### PROBLEM TO SOLVE
What lines of the listing include the string "JSON"? Show them all.

### RECORDS SHOWN
============================================================

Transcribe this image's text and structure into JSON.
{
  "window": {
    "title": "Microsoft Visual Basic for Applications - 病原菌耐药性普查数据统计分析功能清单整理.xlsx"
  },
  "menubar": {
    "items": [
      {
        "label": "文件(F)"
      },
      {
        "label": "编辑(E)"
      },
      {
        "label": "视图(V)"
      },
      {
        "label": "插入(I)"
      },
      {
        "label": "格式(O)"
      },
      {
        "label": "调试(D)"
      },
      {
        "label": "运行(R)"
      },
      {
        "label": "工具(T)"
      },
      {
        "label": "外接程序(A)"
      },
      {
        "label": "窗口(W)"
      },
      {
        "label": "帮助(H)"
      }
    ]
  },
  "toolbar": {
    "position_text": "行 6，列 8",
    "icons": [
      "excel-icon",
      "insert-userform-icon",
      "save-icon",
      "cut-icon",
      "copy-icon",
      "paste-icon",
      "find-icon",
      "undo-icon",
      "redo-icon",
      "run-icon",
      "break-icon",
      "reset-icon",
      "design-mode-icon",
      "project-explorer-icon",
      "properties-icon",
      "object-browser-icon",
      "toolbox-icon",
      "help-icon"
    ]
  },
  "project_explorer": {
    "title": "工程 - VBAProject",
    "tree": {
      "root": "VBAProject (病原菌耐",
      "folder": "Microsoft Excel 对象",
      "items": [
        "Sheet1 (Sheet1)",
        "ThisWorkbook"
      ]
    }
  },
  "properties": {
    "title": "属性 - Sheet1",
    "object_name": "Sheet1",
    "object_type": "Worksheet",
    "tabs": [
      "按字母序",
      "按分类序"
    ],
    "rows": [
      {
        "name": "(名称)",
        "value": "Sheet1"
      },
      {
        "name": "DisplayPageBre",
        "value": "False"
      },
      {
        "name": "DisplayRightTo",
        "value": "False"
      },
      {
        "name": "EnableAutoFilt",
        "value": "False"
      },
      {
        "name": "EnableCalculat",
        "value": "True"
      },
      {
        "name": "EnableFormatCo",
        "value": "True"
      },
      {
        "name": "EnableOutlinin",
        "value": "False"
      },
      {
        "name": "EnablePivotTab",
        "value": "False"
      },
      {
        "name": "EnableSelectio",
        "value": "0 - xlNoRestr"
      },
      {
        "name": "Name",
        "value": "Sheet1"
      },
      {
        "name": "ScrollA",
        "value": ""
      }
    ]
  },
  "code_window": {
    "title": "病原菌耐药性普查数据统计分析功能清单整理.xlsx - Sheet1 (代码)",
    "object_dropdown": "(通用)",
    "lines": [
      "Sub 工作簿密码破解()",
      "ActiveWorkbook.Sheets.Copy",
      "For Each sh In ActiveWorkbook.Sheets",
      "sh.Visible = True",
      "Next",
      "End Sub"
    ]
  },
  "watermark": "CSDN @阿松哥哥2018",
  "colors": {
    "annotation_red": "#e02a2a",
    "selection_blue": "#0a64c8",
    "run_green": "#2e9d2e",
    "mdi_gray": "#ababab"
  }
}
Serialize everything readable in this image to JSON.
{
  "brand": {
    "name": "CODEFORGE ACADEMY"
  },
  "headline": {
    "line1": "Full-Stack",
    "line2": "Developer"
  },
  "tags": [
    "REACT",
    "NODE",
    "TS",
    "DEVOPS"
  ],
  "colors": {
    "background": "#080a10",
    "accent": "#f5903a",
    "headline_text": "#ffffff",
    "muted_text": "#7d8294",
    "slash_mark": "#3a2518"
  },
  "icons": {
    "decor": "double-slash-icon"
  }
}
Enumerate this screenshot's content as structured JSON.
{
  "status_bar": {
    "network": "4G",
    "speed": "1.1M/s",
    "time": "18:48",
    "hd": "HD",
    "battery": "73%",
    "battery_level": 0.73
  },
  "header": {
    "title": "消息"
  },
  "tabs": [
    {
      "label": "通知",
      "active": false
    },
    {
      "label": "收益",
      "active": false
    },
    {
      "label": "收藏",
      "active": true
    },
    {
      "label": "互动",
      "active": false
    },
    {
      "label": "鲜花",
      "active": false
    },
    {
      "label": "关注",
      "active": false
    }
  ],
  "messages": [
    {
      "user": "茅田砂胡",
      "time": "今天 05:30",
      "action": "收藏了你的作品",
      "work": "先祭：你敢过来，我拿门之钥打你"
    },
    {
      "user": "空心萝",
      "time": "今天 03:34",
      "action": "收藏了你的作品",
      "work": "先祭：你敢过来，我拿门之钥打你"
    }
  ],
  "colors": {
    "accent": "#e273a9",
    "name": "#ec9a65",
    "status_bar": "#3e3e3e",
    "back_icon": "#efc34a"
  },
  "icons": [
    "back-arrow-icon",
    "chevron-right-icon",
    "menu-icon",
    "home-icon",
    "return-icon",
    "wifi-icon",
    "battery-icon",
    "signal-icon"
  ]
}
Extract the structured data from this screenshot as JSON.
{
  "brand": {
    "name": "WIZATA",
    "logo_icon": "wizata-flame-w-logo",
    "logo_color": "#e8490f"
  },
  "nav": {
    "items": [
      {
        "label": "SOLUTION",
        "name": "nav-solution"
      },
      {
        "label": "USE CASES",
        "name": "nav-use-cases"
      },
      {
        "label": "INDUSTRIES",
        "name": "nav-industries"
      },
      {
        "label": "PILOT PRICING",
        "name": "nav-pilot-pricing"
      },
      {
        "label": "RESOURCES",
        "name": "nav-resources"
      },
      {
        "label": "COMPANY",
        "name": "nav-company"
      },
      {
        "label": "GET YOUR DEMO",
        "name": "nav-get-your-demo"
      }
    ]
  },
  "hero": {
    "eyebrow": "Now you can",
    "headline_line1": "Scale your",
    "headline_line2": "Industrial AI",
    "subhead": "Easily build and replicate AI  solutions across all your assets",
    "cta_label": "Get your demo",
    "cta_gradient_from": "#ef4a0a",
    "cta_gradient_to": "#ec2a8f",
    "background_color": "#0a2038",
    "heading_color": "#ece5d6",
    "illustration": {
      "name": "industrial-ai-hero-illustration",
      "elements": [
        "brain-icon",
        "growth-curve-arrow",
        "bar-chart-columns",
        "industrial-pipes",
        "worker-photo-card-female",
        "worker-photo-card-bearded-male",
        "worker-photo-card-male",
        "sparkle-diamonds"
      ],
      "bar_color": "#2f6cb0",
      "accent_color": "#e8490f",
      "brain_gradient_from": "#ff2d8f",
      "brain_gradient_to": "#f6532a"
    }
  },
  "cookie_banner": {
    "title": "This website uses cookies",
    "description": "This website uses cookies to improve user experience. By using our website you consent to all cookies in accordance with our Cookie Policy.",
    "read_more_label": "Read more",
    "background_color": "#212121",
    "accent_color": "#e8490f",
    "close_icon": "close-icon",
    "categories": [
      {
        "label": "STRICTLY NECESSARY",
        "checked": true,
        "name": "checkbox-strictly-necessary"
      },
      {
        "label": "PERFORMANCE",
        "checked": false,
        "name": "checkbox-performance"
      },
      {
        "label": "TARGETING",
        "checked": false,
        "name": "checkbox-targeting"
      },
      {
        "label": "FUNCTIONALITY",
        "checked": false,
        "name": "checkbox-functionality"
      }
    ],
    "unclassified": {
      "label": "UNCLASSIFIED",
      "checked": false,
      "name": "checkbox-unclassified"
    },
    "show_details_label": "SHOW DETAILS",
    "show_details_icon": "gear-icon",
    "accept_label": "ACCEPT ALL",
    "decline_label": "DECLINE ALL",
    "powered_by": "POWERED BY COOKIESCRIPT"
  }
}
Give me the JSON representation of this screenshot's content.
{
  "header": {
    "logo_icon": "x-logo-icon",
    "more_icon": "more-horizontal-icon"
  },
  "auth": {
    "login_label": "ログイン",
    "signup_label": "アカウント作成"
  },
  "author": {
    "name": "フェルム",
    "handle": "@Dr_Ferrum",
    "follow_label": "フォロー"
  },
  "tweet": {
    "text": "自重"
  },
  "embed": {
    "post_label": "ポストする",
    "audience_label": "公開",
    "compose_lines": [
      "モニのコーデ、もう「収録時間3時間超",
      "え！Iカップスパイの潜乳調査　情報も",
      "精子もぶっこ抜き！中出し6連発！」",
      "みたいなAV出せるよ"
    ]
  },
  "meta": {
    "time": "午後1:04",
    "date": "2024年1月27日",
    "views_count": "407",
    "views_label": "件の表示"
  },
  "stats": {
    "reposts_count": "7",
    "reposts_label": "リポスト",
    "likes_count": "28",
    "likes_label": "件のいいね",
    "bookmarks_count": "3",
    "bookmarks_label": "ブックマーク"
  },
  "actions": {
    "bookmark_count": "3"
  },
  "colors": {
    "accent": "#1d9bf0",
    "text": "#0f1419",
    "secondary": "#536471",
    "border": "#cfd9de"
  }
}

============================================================

### TASK SOLUTION
Transcribe this image's text and structure into JSON.
Serialize everything readable in this image to JSON.
Enumerate this screenshot's content as structured JSON.
Extract the structured data from this screenshot as JSON.
Give me the JSON representation of this screenshot's content.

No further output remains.